» GOAL OF THE EXERCISE:
The response should hold each line from the entries below where "icon" is found.

START PROVIDED DATA

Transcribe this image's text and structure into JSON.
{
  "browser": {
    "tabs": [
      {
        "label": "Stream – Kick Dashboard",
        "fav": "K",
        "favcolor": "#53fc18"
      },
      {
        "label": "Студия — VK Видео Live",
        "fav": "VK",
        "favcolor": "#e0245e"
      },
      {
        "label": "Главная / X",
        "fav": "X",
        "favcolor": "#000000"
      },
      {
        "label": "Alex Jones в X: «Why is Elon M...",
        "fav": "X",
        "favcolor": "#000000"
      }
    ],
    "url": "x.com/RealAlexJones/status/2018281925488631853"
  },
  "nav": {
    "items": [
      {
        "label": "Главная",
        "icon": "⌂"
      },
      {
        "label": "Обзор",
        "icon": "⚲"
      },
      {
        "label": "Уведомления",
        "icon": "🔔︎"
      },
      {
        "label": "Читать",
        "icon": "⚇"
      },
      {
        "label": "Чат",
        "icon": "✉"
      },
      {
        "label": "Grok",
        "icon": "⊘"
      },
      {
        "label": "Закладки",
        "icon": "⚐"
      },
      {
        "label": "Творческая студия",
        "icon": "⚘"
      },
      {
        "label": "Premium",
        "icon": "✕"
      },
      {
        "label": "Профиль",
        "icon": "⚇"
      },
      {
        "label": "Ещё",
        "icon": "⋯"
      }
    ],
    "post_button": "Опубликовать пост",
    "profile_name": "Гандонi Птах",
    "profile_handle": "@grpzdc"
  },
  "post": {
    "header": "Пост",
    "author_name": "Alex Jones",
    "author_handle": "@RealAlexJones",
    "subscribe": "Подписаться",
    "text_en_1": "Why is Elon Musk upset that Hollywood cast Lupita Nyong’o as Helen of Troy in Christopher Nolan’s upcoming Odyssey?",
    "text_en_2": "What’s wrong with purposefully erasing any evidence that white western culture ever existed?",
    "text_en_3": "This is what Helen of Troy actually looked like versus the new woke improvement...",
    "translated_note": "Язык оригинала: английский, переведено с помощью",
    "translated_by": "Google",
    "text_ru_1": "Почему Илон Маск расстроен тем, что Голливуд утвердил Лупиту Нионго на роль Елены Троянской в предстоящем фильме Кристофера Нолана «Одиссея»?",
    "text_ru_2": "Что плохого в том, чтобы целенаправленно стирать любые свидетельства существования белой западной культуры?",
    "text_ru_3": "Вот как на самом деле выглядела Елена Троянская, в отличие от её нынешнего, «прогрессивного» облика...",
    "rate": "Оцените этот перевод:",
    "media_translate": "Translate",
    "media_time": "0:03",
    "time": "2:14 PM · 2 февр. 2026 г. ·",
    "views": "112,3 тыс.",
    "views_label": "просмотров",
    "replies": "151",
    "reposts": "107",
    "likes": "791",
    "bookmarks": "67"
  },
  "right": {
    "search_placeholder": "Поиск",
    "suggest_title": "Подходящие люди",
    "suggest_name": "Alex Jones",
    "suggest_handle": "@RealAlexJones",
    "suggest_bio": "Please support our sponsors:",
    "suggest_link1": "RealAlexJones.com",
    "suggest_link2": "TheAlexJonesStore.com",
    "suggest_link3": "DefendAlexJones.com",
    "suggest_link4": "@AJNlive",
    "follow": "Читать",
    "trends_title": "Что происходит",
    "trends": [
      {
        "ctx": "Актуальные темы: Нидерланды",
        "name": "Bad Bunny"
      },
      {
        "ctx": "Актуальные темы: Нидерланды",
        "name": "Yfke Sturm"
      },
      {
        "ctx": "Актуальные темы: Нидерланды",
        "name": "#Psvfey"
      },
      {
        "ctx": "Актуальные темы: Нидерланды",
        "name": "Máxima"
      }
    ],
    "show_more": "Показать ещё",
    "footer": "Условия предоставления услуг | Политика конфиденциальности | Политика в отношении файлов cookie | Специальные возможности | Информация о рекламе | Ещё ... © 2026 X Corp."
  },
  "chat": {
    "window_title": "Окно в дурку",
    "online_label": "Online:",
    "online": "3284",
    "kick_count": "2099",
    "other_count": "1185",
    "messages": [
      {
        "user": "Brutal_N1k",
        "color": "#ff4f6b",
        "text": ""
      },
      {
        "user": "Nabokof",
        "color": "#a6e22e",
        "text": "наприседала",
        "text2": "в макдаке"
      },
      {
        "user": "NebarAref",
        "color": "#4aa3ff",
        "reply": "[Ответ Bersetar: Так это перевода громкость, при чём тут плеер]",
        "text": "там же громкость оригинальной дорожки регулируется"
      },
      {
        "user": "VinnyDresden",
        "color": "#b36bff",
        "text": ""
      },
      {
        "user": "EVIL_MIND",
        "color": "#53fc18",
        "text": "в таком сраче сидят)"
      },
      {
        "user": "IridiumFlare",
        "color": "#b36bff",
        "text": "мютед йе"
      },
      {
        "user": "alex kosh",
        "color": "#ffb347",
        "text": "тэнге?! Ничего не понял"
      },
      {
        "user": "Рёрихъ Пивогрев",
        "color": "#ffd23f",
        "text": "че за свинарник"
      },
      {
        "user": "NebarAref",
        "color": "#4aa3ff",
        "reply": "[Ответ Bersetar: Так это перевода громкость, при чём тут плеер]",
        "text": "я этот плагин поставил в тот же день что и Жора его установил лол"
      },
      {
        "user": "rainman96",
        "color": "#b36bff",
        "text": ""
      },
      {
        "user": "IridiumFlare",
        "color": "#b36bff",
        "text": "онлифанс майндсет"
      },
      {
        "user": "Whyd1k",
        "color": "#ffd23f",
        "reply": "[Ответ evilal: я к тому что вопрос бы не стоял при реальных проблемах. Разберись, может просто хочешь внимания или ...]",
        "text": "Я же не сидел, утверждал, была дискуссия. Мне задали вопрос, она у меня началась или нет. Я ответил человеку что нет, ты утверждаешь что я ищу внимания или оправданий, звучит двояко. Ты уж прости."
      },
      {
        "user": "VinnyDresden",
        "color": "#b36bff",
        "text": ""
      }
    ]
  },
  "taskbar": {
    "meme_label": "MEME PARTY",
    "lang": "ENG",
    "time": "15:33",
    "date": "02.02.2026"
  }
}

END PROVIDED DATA

» WRITTEN REPLY:
        "icon": "⌂"
        "icon": "⚲"
        "icon": "🔔︎"
        "icon": "⚇"
        "icon": "✉"
        "icon": "⊘"
        "icon": "⚐"
        "icon": "⚘"
        "icon": "✕"
        "icon": "⚇"
        "icon": "⋯"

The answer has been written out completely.